After DHS comes up with this list of countries that aren't supplying adequate information, those countries will be notified and have 50 days to get in line with the US government's expectations before the nationals of their country are barred from entering the United States. So ideally nationals of those countries will have 50 days' notification that their country is potentially going to be barred in the future.


The administration cites 300 refugees being investigated for links to radicals—do you know what they're talking about?
No, that's a new one for us—we're still trying to figure that out as well.

So we again have a blanket ban on refugees for 120 days. What are the humanitarian implications here given what's going on in Syria, Africa, and elsewhere around the world?
We have record global humanitarian displacement right now. So the fact that such a large country is kind of putting such a pause on refugee admissions definitely has huge global complications. At the same time, though, under this executive order and the last one, they limited refugee admissions to 50,000 a year—and we're actually coming very close to that number. We're already the majority of the way there the last time I looked, in 2017.

So the pause is a big deal, but if we're going to stick with 50,000 refugees a year, the pause probably isn't affecting how many people are going to come into the United States in 2017.

Do you think the order will survive a challenge in court?
I can't say with any certainty. This is all new ground. We've never seen a president implement this type of authority so broadly, especially with respect to barring nationals of certain countries.
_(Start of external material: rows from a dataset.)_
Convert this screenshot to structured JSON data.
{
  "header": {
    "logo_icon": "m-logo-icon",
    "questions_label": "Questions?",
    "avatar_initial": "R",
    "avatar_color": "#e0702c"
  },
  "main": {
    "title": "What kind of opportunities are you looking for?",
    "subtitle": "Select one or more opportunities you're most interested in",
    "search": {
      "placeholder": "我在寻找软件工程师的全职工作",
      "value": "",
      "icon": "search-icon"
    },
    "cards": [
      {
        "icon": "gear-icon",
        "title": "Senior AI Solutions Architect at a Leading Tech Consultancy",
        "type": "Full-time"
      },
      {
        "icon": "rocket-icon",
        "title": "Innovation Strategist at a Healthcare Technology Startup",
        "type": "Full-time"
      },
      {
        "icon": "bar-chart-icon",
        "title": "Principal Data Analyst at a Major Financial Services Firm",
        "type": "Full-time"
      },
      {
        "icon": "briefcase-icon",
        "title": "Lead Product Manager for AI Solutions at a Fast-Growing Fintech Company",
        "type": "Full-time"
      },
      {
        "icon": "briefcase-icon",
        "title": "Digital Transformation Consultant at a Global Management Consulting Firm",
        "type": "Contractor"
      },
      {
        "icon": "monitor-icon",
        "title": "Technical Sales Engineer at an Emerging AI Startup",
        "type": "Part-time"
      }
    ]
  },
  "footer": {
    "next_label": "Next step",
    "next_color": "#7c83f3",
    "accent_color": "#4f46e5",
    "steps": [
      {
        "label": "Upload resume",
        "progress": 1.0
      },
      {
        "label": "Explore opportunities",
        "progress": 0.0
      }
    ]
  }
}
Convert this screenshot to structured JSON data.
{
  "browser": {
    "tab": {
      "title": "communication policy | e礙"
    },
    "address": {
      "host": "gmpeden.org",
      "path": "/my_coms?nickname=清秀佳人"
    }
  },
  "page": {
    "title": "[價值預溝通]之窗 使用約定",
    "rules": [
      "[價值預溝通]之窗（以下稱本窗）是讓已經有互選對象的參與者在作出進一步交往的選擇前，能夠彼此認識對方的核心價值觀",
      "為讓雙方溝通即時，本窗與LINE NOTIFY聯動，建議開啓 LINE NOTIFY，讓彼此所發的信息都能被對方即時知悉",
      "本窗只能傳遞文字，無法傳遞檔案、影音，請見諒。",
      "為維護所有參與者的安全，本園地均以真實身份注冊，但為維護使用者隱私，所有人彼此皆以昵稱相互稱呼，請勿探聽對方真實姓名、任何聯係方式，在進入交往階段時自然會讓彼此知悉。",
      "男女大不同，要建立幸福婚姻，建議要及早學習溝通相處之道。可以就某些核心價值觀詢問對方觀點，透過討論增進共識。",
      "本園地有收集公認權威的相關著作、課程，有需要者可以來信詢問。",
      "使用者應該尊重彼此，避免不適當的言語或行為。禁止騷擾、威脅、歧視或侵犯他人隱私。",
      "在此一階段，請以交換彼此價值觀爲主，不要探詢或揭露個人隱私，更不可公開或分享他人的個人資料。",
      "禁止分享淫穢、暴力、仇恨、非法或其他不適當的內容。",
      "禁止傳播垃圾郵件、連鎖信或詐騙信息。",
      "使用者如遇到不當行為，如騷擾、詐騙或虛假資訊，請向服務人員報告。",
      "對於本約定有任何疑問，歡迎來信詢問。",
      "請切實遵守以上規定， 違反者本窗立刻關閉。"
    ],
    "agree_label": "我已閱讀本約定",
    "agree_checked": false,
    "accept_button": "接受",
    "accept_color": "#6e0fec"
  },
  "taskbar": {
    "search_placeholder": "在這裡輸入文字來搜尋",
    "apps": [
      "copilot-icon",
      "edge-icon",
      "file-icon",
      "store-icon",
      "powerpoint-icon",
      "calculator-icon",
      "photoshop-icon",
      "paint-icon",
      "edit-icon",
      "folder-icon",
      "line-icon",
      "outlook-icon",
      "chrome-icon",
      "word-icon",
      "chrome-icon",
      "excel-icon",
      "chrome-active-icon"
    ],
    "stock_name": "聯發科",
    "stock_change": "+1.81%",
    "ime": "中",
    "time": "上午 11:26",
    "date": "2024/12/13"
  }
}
No one knows for sure whether or not this will survive the court system.

This interview has been lightly edited and condensed for clarity.

Follow Matt Taylor on Twitter.